* **What to produce**: What lines in the data hold the string "JSON"? Show them.

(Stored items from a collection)
·····

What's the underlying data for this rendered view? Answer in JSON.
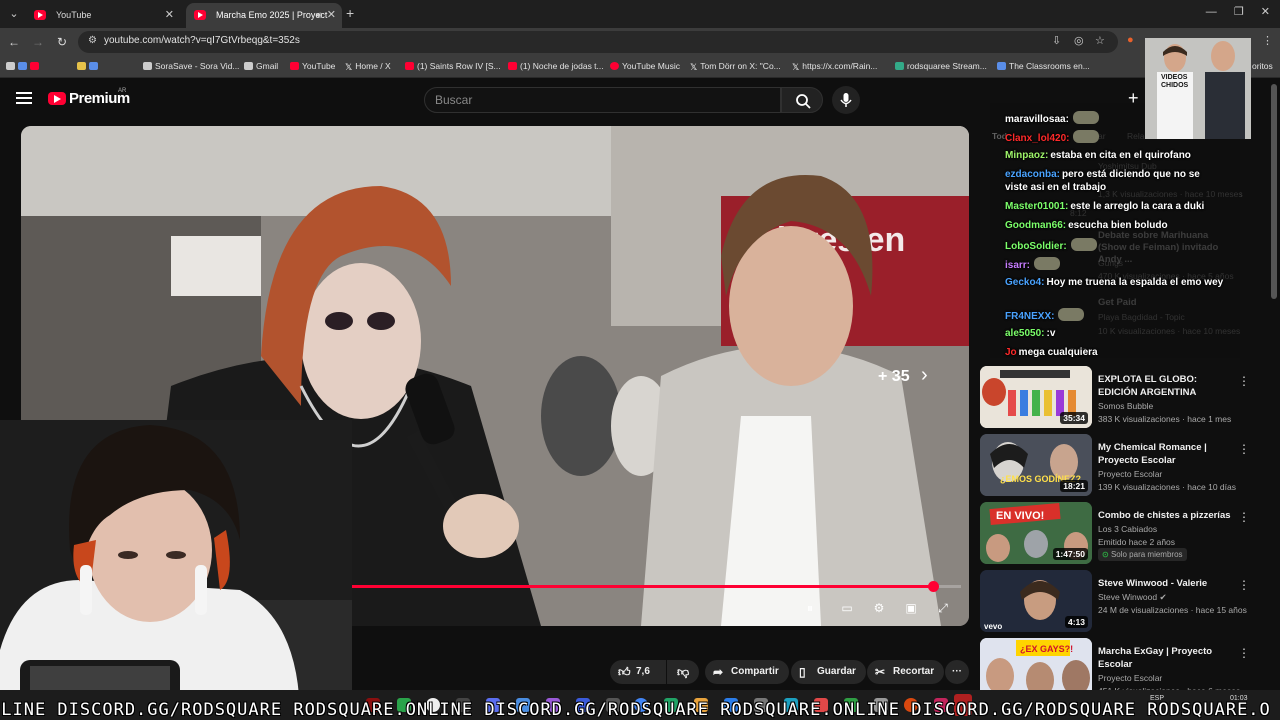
{
  "browser": {
    "tabs": [
      {
        "label": "YouTube"
      },
      {
        "label": "Marcha Emo 2025 | Proyect"
      }
    ],
    "url": "youtube.com/watch?v=qI7GtVrbeqg&t=352s",
    "bookmarks": [
      {
        "label": "SoraSave - Sora Vid...",
        "icon": "sora-icon"
      },
      {
        "label": "Gmail",
        "icon": "gmail-icon"
      },
      {
        "label": "YouTube",
        "icon": "youtube-icon"
      },
      {
        "label": "Home / X",
        "icon": "x-icon"
      },
      {
        "label": "(1) Saints Row IV [S...",
        "icon": "youtube-icon"
      },
      {
        "label": "(1) Noche de jodas t...",
        "icon": "youtube-icon"
      },
      {
        "label": "YouTube Music",
        "icon": "youtube-music-icon"
      },
      {
        "label": "Tom Dörr on X: \"Co...",
        "icon": "x-icon"
      },
      {
        "label": "https://x.com/Rain...",
        "icon": "x-icon"
      },
      {
        "label": "rodsquaree Stream...",
        "icon": "kick-icon"
      },
      {
        "label": "The Classrooms en...",
        "icon": "steam-icon"
      }
    ],
    "bookmarks_overflow": "oritos"
  },
  "youtube": {
    "brand": "Premium",
    "region": "AR",
    "search_placeholder": "Buscar"
  },
  "player": {
    "overlay_count": "+ 35",
    "progress_fraction": 0.96
  },
  "actions": {
    "like_count": "7,6 K",
    "share": "Compartir",
    "save": "Guardar",
    "clip": "Recortar"
  },
  "chat": [
    {
      "user": "maravillosaa:",
      "text": "",
      "color": "#ffffff",
      "emote": true
    },
    {
      "user": "Clanx_lol420:",
      "text": "",
      "color": "#ff2a2a",
      "emote": true
    },
    {
      "user": "Minpaoz:",
      "text": "estaba en cita en el quirofano",
      "color": "#9ff56a"
    },
    {
      "user": "ezdaconba:",
      "text": "pero está diciendo que no se viste asi en el trabajo",
      "color": "#4aa3ff"
    },
    {
      "user": "Master01001:",
      "text": "este le arreglo la cara a duki",
      "color": "#7cff6b"
    },
    {
      "user": "Goodman66:",
      "text": "escucha bien boludo",
      "color": "#7cff6b"
    },
    {
      "user": "LoboSoldier:",
      "text": "",
      "color": "#7cff6b",
      "emote": true
    },
    {
      "user": "isarr:",
      "text": "",
      "color": "#c77dff",
      "emote": true
    },
    {
      "user": "Gecko4:",
      "text": "Hoy me truena la espalda el emo wey",
      "color": "#4aa3ff"
    },
    {
      "user": "FR4NEXX:",
      "text": "",
      "color": "#4aa3ff",
      "emote": true
    },
    {
      "user": "ale5050:",
      "text": ":v",
      "color": "#7cff6b"
    },
    {
      "user": "Jo",
      "text": "mega cualquiera",
      "color": "#ff2a2a"
    }
  ],
  "ghost_entries": {
    "chip_all": "Tod",
    "chip_related": "Relac",
    "chip_mid": "ar",
    "g1_channel": "Yoshimitsu Dub",
    "g1_meta": "1,3 K visualizaciones · hace 10 meses",
    "g1_dur": "8:12",
    "g2_title": "Debate sobre Marihuana (Show de Feiman) invitado Andy ...",
    "g2_channel": "Gungs",
    "g2_meta": "470 K visualizaciones · hace 5 años",
    "g3_title": "Get Paid",
    "g3_channel": "Playa Bagdidad - Topic",
    "g3_meta": "10 K visualizaciones · hace 10 meses",
    "g3_dur": "5:42"
  },
  "sidebar": [
    {
      "title": "EXPLOTA EL GLOBO: EDICIÓN ARGENTINA",
      "channel": "Somos Bubble",
      "meta": "383 K visualizaciones · hace 1 mes",
      "duration": "35:34"
    },
    {
      "title": "My Chemical Romance | Proyecto Escolar",
      "channel": "Proyecto Escolar",
      "meta": "139 K visualizaciones · hace 10 días",
      "duration": "18:21"
    },
    {
      "title": "Combo de chistes a pizzerías",
      "channel": "Los 3 Cabiados",
      "meta": "Emitido hace 2 años",
      "duration": "1:47:50",
      "badge": "Solo para miembros"
    },
    {
      "title": "Steve Winwood - Valerie",
      "channel": "Steve Winwood",
      "meta": "24 M de visualizaciones · hace 15 años",
      "duration": "4:13",
      "thumb_label": "vevo"
    },
    {
      "title": "Marcha ExGay | Proyecto Escolar",
      "channel": "Proyecto Escolar",
      "meta": "451 K visualizaciones · hace 6 meses"
    }
  ],
  "thumb_text": {
    "emos": "¿EMOS GODÍNEZ?",
    "envivo": "EN VIVO!",
    "exgays": "¿EX GAYS?!"
  },
  "webcam2": {
    "label": "VIDEOS CHIDOS"
  },
  "ticker": "NLINE DISCORD.GG/RODSQUARE RODSQUARE.ONLINE DISCORD.GG/RODSQUARE RODSQUARE.ONLINE DISCORD.GG/RODSQUARE RODSQUARE.O",
  "taskbar": {
    "lang": "ESP",
    "time": "01:03"
  },
  "colors": {
    "accent": "#ff0033",
    "background": "#0f0f0f"
  }
}
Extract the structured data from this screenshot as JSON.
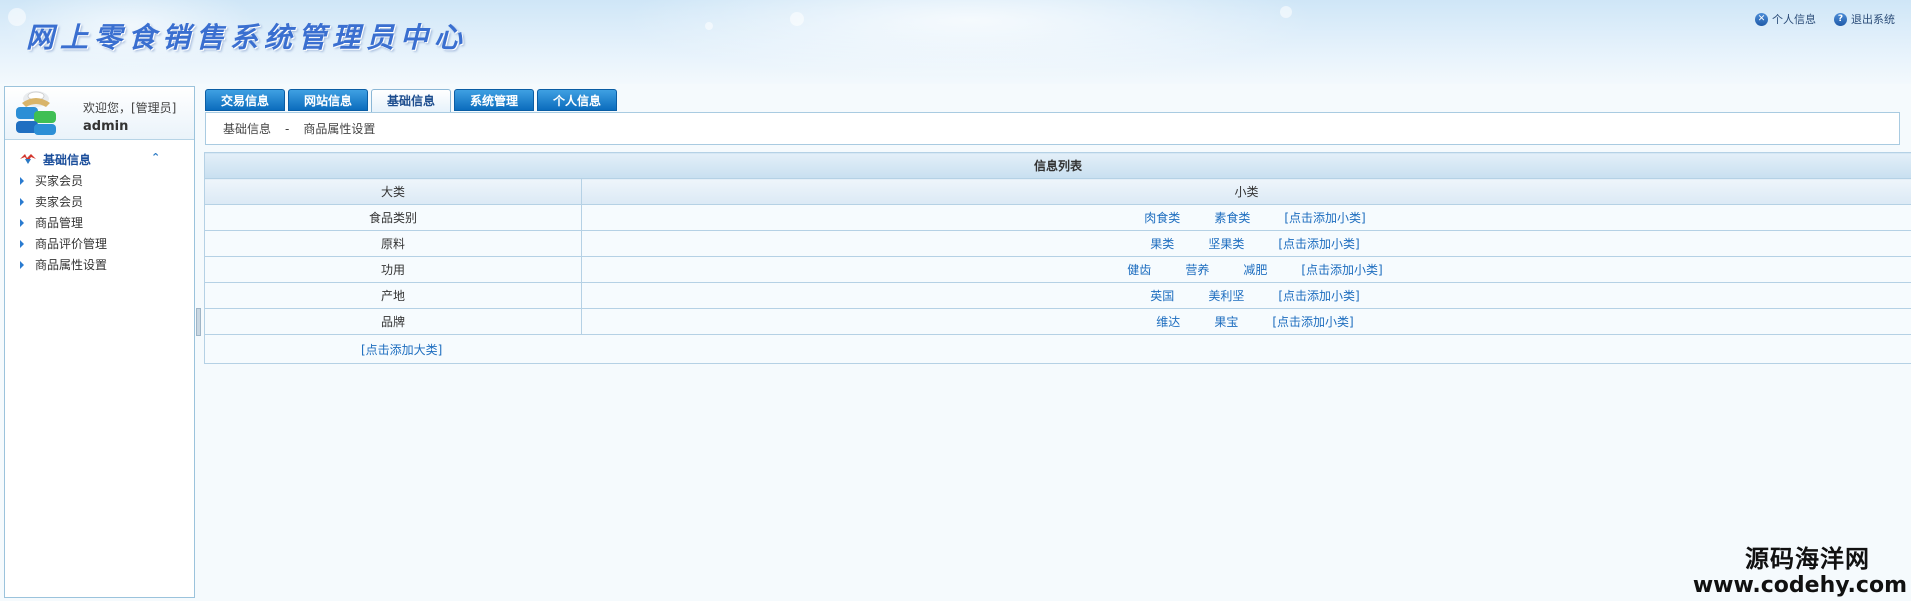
{
  "header": {
    "title": "网上零食销售系统管理员中心",
    "links": [
      {
        "label": "个人信息",
        "icon": "user-info-icon"
      },
      {
        "label": "退出系统",
        "icon": "help-exit-icon"
      }
    ]
  },
  "sidebar": {
    "welcome": "欢迎您，[管理员]",
    "username": "admin",
    "section_title": "基础信息",
    "items": [
      {
        "label": "买家会员"
      },
      {
        "label": "卖家会员"
      },
      {
        "label": "商品管理"
      },
      {
        "label": "商品评价管理"
      },
      {
        "label": "商品属性设置"
      }
    ]
  },
  "tabs": [
    {
      "label": "交易信息",
      "active": false
    },
    {
      "label": "网站信息",
      "active": false
    },
    {
      "label": "基础信息",
      "active": true
    },
    {
      "label": "系统管理",
      "active": false
    },
    {
      "label": "个人信息",
      "active": false
    }
  ],
  "breadcrumb": {
    "section": "基础信息",
    "separator": "-",
    "page": "商品属性设置"
  },
  "table": {
    "title": "信息列表",
    "columns": [
      "大类",
      "小类"
    ],
    "rows": [
      {
        "major": "食品类别",
        "minors": [
          "肉食类",
          "素食类"
        ],
        "add_label": "[点击添加小类]"
      },
      {
        "major": "原料",
        "minors": [
          "果类",
          "坚果类"
        ],
        "add_label": "[点击添加小类]"
      },
      {
        "major": "功用",
        "minors": [
          "健齿",
          "营养",
          "减肥"
        ],
        "add_label": "[点击添加小类]"
      },
      {
        "major": "产地",
        "minors": [
          "英国",
          "美利坚"
        ],
        "add_label": "[点击添加小类]"
      },
      {
        "major": "品牌",
        "minors": [
          "维达",
          "果宝"
        ],
        "add_label": "[点击添加小类]"
      }
    ],
    "add_major_label": "[点击添加大类]"
  },
  "watermark": {
    "line1": "源码海洋网",
    "line2": "www.codehy.com"
  },
  "colors": {
    "accent": "#0b6cbd",
    "link": "#1d6dbf",
    "title": "#3a6fd0",
    "border": "#b5d1e5"
  }
}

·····

* **Answer to this exercise**:
What's the underlying data for this rendered view? Answer in JSON.
Extract the structured data from this screenshot as JSON.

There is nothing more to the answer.